|My continuing obsession with gargoyle-things|
Prambanan is a Hindu temple built around 850 and abandoned beginning around 950. The temple complex was originally named Shiva-grha or Shiva-laya in homage to Shiva. It likely got the name Prambanan from the nearby village, though there are conflicting opinions on that. The temple was built by Rakai Pikaton of the Hindu Sanjaya Dynasty probably to show that the court had changed from Buddhist to Hindu. Also, because there was a really big Buddhist temple nearby and that couldn’t go unanswered. In the 930s, the royal court moved to East Java, probably due to volcanic activity. That was the beginning of the end for the temple, until its “re-discovery” in the early 1800s.
Though the local people have always known of the temple, it wasn’t a mark on the world stage until Sir Thomas Raffles’ involvement. One of his hired surveyors found the ruins and made a report, which caused more surveyors and more reports which led to some mass looting which led to some poor archeology which led to more looting. In 1918, reconstruction began in earnest and the main temple dedicated to Shiva was restored in 1953. The restoration of the temples has continued though possible restoration is slowing down. The temple and surrounding area have been declared a UNESCO World Heritage Site and are now in use for tourism, religious practice and cultural conservation. The archaeologists are only restoring temples that have more than 75% of their original stones available. Due to the heavy looting and re-purposing of the stones in the 1600s and 1700s, many of the stones are no longer available.

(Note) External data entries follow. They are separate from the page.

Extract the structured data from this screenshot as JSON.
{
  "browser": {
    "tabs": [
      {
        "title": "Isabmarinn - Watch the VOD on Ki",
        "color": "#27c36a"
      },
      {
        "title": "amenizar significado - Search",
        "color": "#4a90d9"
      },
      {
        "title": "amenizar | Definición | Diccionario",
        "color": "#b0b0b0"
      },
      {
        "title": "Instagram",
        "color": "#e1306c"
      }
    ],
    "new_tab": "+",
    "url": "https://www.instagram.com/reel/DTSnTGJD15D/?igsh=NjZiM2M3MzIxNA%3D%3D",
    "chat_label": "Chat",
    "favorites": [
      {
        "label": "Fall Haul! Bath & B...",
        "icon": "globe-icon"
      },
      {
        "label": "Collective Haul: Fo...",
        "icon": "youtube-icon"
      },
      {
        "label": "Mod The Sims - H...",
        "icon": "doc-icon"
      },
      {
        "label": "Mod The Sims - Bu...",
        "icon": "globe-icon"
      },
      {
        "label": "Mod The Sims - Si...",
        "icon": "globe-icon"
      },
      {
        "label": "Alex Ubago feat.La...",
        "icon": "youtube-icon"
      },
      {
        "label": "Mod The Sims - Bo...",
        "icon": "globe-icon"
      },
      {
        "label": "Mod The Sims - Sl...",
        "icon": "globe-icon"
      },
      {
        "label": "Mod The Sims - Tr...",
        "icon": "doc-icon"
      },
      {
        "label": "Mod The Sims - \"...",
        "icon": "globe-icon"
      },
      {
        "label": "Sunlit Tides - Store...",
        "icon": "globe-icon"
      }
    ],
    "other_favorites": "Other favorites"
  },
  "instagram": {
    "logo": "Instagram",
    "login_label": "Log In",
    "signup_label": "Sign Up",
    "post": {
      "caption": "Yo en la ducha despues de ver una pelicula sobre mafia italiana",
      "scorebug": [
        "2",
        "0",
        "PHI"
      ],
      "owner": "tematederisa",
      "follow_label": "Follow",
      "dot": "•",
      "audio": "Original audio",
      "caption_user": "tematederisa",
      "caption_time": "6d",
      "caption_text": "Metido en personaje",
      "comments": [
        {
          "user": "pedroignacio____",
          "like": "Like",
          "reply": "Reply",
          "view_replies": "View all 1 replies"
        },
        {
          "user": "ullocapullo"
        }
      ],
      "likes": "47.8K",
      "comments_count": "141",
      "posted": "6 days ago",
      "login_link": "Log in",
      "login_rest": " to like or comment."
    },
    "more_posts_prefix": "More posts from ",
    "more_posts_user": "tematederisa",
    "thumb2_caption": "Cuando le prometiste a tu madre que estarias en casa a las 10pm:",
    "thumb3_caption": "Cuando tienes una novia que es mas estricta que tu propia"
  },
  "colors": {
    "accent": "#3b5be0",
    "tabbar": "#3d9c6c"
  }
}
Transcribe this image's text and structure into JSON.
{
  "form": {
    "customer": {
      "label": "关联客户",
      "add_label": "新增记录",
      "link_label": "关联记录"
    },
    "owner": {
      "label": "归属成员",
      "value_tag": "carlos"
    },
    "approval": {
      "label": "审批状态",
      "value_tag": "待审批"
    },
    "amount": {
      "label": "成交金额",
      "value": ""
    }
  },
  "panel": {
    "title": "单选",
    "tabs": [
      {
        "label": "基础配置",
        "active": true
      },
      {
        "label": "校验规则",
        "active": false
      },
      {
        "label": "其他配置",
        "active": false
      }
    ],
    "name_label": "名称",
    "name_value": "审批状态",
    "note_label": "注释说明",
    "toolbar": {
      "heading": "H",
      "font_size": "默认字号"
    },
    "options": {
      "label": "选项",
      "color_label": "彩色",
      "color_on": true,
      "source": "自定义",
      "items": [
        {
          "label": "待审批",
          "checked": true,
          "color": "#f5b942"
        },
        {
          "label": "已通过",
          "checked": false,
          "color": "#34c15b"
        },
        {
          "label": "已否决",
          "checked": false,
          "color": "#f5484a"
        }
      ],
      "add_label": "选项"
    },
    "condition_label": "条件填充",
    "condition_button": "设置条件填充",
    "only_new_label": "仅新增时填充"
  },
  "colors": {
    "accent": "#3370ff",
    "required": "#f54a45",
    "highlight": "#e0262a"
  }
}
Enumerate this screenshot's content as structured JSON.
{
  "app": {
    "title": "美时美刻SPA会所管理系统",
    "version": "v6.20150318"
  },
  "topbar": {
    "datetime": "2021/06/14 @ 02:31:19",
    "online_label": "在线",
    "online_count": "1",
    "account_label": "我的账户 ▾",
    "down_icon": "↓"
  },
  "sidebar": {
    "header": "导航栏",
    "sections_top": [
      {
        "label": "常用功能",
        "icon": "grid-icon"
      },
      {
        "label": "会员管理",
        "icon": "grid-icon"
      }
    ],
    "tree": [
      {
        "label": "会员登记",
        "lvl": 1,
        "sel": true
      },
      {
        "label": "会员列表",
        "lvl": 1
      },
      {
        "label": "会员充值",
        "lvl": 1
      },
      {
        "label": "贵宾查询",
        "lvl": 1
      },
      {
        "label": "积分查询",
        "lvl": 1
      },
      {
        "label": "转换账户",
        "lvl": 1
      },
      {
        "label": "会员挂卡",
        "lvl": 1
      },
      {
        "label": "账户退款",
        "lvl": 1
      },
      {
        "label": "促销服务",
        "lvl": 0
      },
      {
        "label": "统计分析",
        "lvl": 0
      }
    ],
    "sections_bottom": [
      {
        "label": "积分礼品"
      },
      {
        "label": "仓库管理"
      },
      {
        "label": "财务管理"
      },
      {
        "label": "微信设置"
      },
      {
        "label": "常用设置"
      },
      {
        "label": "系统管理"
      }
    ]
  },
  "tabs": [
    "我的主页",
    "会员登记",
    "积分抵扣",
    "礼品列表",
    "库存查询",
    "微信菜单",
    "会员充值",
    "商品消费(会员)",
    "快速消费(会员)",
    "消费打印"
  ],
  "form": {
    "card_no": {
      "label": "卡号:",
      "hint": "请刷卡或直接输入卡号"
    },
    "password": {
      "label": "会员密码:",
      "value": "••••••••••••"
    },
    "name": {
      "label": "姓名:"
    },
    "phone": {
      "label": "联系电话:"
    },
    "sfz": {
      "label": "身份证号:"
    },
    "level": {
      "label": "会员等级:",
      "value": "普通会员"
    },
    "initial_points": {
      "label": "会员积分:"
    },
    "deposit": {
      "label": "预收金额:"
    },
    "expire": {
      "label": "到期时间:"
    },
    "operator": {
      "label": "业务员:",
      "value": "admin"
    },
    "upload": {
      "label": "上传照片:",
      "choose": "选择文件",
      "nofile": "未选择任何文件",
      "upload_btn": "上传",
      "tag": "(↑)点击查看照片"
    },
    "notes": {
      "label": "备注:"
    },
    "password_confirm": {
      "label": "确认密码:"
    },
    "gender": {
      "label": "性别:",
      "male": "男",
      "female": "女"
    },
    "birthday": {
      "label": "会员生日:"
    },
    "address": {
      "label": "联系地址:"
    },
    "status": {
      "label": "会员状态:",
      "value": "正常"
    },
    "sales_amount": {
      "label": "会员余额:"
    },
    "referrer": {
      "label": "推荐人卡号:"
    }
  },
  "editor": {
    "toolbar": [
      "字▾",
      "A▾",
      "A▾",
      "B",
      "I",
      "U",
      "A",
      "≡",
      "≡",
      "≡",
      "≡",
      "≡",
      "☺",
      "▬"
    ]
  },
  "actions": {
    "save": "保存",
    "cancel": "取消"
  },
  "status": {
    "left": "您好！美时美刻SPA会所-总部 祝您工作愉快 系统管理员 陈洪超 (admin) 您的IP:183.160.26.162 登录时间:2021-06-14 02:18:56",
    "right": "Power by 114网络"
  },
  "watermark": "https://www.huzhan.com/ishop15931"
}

|The statue in one of
the main temples.
The original complex at 240 temples. The three big ones were dedicated to Shiva, Bramah and Vishnu with 3 slightly smaller temples dedicated to their mounts. An additional 10 small shrines are located on the 4 cardinal directions inside the wall. The majority of the temples (224) were placed in four concentric rings around the wall. Smart people like to debate why and what it represents. I won’t go into that for fear of the smart people.
To show respect to the temple, everyone wears a wrap skirt, much like a sarong. Because most tourists don’t have this on hand, they have bunches. As you walk through the ticket booth, they wrap a strip of fabric around your waist and tie it, mostly without speaking. If I hadn’t known ahead of time about the respect thing, it would have been a bit abrupt and abrasive. As it was, I found it funny.
The approach to the temple is startling. Though you can see the temple in the distance, it sneaks up on you when you come out of the ticket booth. Its like you were far away and by crossing into the ticket booth, you teleport much closer.
|The extremely detailed carving was gorgeous and very
There are two main areas in Prambanan. The first is the area is enclosed in a fence and holds thousands of blocks. The blocks were once a part of different temples, but the temples have fallen or been dismantled. In many cases, the foundation of the temples is still standing, but there is no information about what it once looked like. Instead, the blocks are stacked in neat piles in hopes that there can be more reconstruction in the future if new information comes to light.
The second area is the main temple. A ten foot wall surrounds it, though the ground on the inside has been raised about six feet, making the whole thing tower even further above the surrounding countryside. The ground is packed, dusty dirt that kicks up puffs with every footfall. The temple itself is actually a collection of buildings, not one large complex. The three main buildings are dedicated to Vishnu, Shiva and Brahma with smaller buildings dedicated to minor Hindu deities.
|The wall marking the inner sanctum and the
piles of stones where once there were temples
Again, the carvings are spectacular. Unlike Prambanan, the carvings don’t cover every surface, just almost every surface. The carvings here seem to be meant to help the visitor read the stories on the wall as they pass through the temple. They felt more accessible to the common man. Also, they had excellent gargoyles.
In both temples, drainage was worked into the fundamental architecture. I realize that the architectural knowledge involved in creating the temples is immense, but this touch really drove it home for me. People who planned for appropriate drainage and built their statues to elegantly control water flow are people who have truly mastered the forms they are working with.
These are beautiful creations that show the master works of hundreds of craftsman. They are to be revered for their historical and cultural significance. These places show the best of humanity, the best of what people can do when we work together and create.
By the end of the day, I was in temple overload. I stopped being able to appreciate all of that. All I wanted was a nap and a plate of food.
|Prambanan, as it stands now|